Life extension: theory into practice30 September 1999
Delegates to NEI’s series of PLIM+PLEX conferences used to talk about planning: now they can also bring experience of real projects that are extending the lives of reactors. And now that many reactors are selling power into a deregulated market, an extra day on a reactor lifetime adds all-important dollars to the owner’s bottom line.
Delegates to NEI’s series of conferences on Plant Life Extension, and Plant Life Management (PLIM+PLEX), are taking part in radical and continuing change of the industry. The pace of change since the first meeting was held (in Berlin, 1991) has been extraordinary, and it is still increasing, as delegates will find this year in Madrid.
In the last two years there have been major developments in technology, in policy and in dealing with commercial realities.
ABOVE ALL: ECONOMICS?
For Rosenergoatom, as for any nuclear operator, the bottom line on life extension is “does it pay?” Nuclear power in Russia is 20% cheaper than oil-based generation, S Bugaenko will tell the conference, so there is no doubt that the company will operate its units for as long as possible.
In Madrid, for the first time at PLIM+PLEX, this aspect of life extension will be addressed explicitly, in a session covering economics and other issues. How should managers balance the book life of a plant with the day-to-day marginal cost in a competitive market? What are the insurance and staffing issues that should be considered in the long – and longer – term? Speakers including the UK’s British Energy will address the issues.
Among these questions, is that of the cost and benefit comparison of inspection, surveillance and maintenance. This question will be addressed from an economics standpoint, and also as an important practical issue in life management. Component ageing is a constant concern of operators, and questions of fatigue and design base compliance will be considered from the German and US standpoints.
One of the frequently-cited questions over life management is in the reliability of instrumentation and control equipment. EDF will discuss the results of an analysis of control systems at its plants, where the question of whether obsolescence of I&C equipment will be a practical problem was addressed directly.
ABOVE ALL: TECHNOLOGY?
Whatever the fine details of economics or policy, they all depend on the condition of the plant, and it is in defining and maintaining that technology that many new developments are taking place. For some engineers, the rate at which embrittlement of the pressure vessel develops is the most important clue to the ultimate life of the reactor. In this context the “master curve” approach to assessing vessel life may be the most important measure that can be taken: new work on the master curve and its significance will be presented this year by Tecnatom.

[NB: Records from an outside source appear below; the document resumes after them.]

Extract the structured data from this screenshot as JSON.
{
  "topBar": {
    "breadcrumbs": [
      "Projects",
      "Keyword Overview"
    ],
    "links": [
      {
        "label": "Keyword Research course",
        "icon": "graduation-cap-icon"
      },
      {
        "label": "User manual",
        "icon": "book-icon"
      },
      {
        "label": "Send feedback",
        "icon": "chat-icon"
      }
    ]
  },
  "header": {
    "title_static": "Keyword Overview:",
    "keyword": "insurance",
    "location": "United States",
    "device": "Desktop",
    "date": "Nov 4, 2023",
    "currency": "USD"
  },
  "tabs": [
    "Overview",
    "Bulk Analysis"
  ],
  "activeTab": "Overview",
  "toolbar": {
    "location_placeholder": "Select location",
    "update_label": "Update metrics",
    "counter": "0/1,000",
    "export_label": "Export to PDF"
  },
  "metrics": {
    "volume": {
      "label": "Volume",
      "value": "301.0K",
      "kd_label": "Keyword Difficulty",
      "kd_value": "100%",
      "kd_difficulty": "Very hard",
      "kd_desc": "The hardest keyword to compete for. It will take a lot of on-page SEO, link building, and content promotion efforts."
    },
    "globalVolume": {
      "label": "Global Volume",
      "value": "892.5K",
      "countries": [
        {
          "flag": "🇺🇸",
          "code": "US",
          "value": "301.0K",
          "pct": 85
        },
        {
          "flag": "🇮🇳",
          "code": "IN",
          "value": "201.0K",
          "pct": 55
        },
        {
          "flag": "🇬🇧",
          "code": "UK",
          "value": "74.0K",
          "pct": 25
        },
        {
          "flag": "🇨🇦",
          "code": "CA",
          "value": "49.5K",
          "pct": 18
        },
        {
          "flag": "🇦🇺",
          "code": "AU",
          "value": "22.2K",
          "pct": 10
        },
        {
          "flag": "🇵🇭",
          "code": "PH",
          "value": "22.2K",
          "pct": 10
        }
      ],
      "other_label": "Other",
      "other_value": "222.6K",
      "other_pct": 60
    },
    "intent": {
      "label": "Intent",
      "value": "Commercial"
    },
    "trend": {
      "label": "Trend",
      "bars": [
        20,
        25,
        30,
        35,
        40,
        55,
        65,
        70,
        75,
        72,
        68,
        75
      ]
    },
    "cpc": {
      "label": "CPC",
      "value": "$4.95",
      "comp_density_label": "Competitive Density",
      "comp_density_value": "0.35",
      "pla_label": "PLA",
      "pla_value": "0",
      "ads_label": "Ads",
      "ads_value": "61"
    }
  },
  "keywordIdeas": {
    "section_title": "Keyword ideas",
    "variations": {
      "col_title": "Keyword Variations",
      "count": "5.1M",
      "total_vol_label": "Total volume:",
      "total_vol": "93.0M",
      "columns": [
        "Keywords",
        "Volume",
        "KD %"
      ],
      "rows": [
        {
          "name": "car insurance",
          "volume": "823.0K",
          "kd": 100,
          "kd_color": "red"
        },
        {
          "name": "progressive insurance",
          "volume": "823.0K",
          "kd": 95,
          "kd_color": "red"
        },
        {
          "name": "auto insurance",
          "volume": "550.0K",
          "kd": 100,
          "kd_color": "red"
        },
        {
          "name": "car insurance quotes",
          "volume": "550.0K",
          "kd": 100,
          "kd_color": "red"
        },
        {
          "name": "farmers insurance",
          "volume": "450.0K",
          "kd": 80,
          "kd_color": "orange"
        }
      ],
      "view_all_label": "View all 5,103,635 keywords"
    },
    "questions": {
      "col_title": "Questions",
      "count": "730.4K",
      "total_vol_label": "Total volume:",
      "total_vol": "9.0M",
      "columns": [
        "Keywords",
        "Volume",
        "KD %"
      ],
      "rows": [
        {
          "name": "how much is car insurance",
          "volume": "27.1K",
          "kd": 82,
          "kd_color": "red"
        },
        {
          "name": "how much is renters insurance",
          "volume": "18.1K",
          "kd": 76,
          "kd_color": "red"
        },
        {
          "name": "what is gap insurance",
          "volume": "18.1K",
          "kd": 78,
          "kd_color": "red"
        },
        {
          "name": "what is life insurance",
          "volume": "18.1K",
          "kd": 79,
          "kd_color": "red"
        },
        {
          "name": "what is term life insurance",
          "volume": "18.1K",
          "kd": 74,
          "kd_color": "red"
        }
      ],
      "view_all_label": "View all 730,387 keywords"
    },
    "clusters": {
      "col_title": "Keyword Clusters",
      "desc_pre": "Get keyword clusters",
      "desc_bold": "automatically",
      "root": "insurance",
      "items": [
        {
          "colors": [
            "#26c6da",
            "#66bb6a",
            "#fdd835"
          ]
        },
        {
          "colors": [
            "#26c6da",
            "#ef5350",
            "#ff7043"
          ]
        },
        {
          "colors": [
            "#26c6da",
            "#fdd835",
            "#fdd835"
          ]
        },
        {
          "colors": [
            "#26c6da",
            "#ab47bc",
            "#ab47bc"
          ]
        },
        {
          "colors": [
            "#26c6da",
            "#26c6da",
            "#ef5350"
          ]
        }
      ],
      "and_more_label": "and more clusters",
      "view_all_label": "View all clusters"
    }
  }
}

Speakers at PLIM+PLEX ‘99 will report on a number of other important technical challenges that have been met since 1997. They include:
• Replacing the internals at Oskarshamn 1, completed by ABB in 1998, and plans for a similar project due to begin in 2000 at Forsmark.
• The last stage of upgrading of Bohunice, carried out in a six-month project in 1998.
• Recent replacement of the moisture separator reheaters at North Anna 1, and the new designs and methods used in a second replacement at North Anna 2 this year.
• Ongoing work to replace the channels at Argentina’s unique Atucha 1 plant.
• Annealing and uprating at Loviisa in a project expected to increase the life of that unit to 45 years.
• Repairing damaged core internals at China’s Qinshan plant.
ABOVE ALL: DISCUSSION
In Berlin delegates to PLEX ‘91 speculated on whether a reactor, still meeting regulatory requirements at the end of its nominal life, really needed to be retired immediately, and they planned the long process of gaining regulatory approval for extension. Has the battle been won?
In the US – once thought to be the least likely country to accept an extended lifetime – licence renewal is taking place, and Barth Doroshuk will report to the meeting on the current situation in that country. In Switzerland, the regulator recently noted that there is “no technical reason” why older reactors should not operate for ten years longer, and newer reactors for 20 years longer, than their original 40-year life.
With the principle of PLEX established, industry members can consider how long reactors can last. Speculation of 50 or 60 years is common and will no doubt be debated in Madrid.
For those in the day-to-day business of operating reactors, the principle of life extension is just the beginning. From here on there are hard technical and commercial problems to be solved. As always, discussion, debate – even arguments – at the PLIM+PLEX meeting are the arena where those issues will be addressed.